Unlike certain internships where you’re sometimes relegated to grunt work and would need to seek permission before you could get close to the interesting parts, you’re fully thrust into your field of work from day one.
With this early involvement, you get the sense of fulfillment faster than you would’ve if you waited 4 years to experience what your career entails.
At the same time, you also have the chance to back out from a career if you discover that you’ve quickly fallen out of love with your chosen field.
For example, remember my brief stint as a beauty apprentice? It didn’t work out. After about 6 months of reporting to a hair salon and learning the intricacies of braiding, I quit.
I soon discovered that I didn’t love my job and not only saved myself from exorbitant fees at a 2-year beauty college, I saved my employer some precious time in the process.
So, how do you get REALLY close to apprenticeship opportunities?
- Visit community and technical colleges. The best move is to visit your state technical colleges. Most times, these institutions have partnerships with local employers who systematically feed graduates into their workforce through a structured training.
- Visit your local library. Another equally good move is to visit your local library and ask to speak with a job specialist. Libraries have always been underrated but is a goldmine for opportunities in career development.
- Search for apprenticeship opportunities online. We’re no longer dealing with “hole in the wall” shops. Most employers have taken their apprenticeship programs online and will publicly provide contact information should you wish to speak with a live person.
2. Employers crave loyalty and dedication. Apprenticeship programs highlight these qualities in you.
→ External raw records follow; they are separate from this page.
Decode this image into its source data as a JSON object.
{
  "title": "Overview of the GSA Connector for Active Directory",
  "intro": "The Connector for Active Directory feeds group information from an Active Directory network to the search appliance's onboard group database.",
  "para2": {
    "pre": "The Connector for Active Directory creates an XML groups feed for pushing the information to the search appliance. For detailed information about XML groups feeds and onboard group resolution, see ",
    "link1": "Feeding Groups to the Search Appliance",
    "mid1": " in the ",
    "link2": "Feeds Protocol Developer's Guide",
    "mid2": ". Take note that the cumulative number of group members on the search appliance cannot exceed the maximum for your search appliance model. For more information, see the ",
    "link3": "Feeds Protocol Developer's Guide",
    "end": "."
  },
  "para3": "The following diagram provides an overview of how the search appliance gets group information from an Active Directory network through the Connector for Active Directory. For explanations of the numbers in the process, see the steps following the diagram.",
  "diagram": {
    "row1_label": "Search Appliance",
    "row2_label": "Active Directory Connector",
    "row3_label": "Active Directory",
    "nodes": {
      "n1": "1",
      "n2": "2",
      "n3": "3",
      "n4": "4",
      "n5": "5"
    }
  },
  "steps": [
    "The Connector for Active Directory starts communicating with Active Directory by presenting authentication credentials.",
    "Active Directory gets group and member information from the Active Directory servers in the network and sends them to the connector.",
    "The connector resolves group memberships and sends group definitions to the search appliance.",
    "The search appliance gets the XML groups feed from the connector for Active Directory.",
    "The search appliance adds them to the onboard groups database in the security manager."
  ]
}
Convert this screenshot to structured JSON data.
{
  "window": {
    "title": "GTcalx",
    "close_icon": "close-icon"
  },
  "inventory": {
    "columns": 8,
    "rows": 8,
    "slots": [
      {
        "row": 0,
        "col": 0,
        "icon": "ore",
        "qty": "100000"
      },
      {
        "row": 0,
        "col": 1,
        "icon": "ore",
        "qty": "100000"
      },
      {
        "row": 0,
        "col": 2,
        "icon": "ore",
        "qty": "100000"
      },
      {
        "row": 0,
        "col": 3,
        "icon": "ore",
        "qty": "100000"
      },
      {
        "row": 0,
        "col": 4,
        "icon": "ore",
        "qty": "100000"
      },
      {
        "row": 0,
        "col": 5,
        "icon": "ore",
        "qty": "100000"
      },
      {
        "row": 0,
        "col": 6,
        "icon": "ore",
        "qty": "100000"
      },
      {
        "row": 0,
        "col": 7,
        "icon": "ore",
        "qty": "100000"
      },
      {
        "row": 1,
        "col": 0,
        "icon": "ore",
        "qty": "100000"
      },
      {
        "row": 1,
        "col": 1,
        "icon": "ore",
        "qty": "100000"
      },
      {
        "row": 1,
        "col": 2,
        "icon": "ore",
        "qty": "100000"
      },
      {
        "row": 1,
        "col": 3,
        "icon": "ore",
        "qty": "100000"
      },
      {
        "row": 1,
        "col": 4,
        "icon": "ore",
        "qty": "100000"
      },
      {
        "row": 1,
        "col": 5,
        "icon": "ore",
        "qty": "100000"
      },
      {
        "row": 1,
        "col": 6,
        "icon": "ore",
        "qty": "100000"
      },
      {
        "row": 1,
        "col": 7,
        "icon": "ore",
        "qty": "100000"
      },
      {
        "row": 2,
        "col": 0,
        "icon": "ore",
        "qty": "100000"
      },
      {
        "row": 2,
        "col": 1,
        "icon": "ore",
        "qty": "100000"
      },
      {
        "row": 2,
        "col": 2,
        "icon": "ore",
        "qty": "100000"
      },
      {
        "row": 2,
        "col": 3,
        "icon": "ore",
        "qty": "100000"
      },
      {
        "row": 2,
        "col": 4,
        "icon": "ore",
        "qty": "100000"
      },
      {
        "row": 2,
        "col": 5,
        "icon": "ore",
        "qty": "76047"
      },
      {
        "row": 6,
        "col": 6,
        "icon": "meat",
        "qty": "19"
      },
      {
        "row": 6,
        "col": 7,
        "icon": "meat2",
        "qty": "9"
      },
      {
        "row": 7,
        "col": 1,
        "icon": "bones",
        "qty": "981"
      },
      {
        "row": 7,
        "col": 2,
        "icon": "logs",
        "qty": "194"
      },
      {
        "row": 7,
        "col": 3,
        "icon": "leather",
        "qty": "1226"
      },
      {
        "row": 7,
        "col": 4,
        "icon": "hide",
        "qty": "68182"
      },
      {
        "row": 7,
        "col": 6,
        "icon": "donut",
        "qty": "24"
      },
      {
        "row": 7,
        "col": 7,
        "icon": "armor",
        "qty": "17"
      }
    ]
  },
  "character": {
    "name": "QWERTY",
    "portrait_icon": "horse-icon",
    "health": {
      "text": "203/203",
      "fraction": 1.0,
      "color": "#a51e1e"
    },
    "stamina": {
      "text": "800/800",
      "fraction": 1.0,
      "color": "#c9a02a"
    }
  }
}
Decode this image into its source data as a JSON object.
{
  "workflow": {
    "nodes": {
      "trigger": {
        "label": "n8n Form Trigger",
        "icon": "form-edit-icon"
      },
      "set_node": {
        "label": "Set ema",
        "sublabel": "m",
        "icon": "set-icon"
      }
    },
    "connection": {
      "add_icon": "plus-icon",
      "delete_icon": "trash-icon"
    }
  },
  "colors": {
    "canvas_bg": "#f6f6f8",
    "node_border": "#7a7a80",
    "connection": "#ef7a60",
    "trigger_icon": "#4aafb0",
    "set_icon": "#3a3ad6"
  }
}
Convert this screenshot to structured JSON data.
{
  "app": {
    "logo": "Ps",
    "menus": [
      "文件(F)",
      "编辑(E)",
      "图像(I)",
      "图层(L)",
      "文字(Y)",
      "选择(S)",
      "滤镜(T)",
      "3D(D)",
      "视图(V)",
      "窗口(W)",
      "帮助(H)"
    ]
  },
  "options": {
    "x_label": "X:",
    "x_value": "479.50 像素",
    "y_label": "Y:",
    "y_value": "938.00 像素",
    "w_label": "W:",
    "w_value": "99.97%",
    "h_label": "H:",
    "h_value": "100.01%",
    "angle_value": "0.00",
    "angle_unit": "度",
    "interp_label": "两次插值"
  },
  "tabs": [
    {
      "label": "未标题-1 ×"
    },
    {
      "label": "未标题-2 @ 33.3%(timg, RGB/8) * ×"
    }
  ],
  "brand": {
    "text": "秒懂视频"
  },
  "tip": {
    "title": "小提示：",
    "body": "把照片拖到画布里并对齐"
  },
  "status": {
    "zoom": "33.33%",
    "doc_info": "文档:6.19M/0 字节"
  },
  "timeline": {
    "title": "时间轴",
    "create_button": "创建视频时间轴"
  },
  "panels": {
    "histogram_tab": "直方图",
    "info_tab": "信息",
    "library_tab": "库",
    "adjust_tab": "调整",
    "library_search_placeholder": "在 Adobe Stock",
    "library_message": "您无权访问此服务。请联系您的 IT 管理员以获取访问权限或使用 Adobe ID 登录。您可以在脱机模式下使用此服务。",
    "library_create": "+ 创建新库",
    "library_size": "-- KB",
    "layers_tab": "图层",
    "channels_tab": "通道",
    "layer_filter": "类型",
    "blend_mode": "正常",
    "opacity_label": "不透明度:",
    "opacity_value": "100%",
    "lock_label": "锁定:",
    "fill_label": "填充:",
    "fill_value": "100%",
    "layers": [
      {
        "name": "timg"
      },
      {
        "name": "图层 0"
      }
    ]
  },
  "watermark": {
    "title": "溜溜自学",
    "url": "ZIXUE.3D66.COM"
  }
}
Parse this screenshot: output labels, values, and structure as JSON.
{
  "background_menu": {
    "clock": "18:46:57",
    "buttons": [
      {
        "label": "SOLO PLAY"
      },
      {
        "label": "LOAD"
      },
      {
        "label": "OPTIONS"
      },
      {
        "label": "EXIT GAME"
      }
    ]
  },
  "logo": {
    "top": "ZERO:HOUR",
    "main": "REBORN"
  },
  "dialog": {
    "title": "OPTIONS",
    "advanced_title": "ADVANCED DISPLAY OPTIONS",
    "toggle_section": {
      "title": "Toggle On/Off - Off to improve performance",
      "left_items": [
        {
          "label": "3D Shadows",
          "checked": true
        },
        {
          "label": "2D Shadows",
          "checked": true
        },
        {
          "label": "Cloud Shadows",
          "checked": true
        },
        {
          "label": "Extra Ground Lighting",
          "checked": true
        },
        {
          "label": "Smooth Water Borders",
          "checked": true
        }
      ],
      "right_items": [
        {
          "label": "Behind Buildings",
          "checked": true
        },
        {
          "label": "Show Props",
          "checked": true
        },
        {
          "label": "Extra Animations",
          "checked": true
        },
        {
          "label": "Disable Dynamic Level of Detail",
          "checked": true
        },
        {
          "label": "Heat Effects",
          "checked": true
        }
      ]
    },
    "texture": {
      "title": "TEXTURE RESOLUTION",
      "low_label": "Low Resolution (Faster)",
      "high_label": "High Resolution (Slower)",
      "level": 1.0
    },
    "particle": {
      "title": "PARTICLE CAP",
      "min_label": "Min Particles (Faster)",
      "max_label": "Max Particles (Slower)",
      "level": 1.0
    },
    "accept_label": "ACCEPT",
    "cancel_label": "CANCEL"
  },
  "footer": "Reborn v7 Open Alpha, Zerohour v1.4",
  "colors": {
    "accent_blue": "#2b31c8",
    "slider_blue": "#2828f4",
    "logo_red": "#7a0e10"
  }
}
Being an apprentice builds character in ways ordinary jobs or internships cannot. It takes anywhere from 2 to 5 years to successfully graduate from a decent apprenticeship program. That’s a lot of time dedicated to honing your craft, gaining highly specialized skills, and building your career from entry-level to middle class income without job-hopping.
While the nature of apprenticeships itself dissuades job-hopping due to the lengthy period, it takes commitment, patience and perseverance to stick with a 4-year apprenticeship program to receive professional certifications.
This allow companies to look inside the organization for top-performing employees who can be trained for leadership and managerial roles or promoted in times of growth and expansion.
3. You can bridge the “skills gap” in the economy.
Most employers bemoan the lack of qualified candidates in the labor market due to factors such as weak educational programs, lackluster internship experiences, and poor job fit.
Other times, it’s due to a shortage of highly-skilled workers and a surplus of low-skilled workers. Upskilling with apprenticeship can solve this problem.
We are already seeing reports of a likely shortage of approximately 40 million high- skilled workers and 45 million medium-skill workers by 2020.((Fortune. How U.S. companies can fill the skills gap)) By focusing on specific skill-set, employers have exactly what they want at the right time and how they want it.
If you are currently employed and would love to gain additional certifications, ask your employer if there are work-and-learn programs that can help you bridge this gap. Most companies are willing invest in employees’ professional development if there is ambition and commitment displayed from the employee.
The bottom line
You are just be one step away from the career of your dreams. There are apprenticeship programs out there looking for enthusiastic workers, and you might be the perfect fit.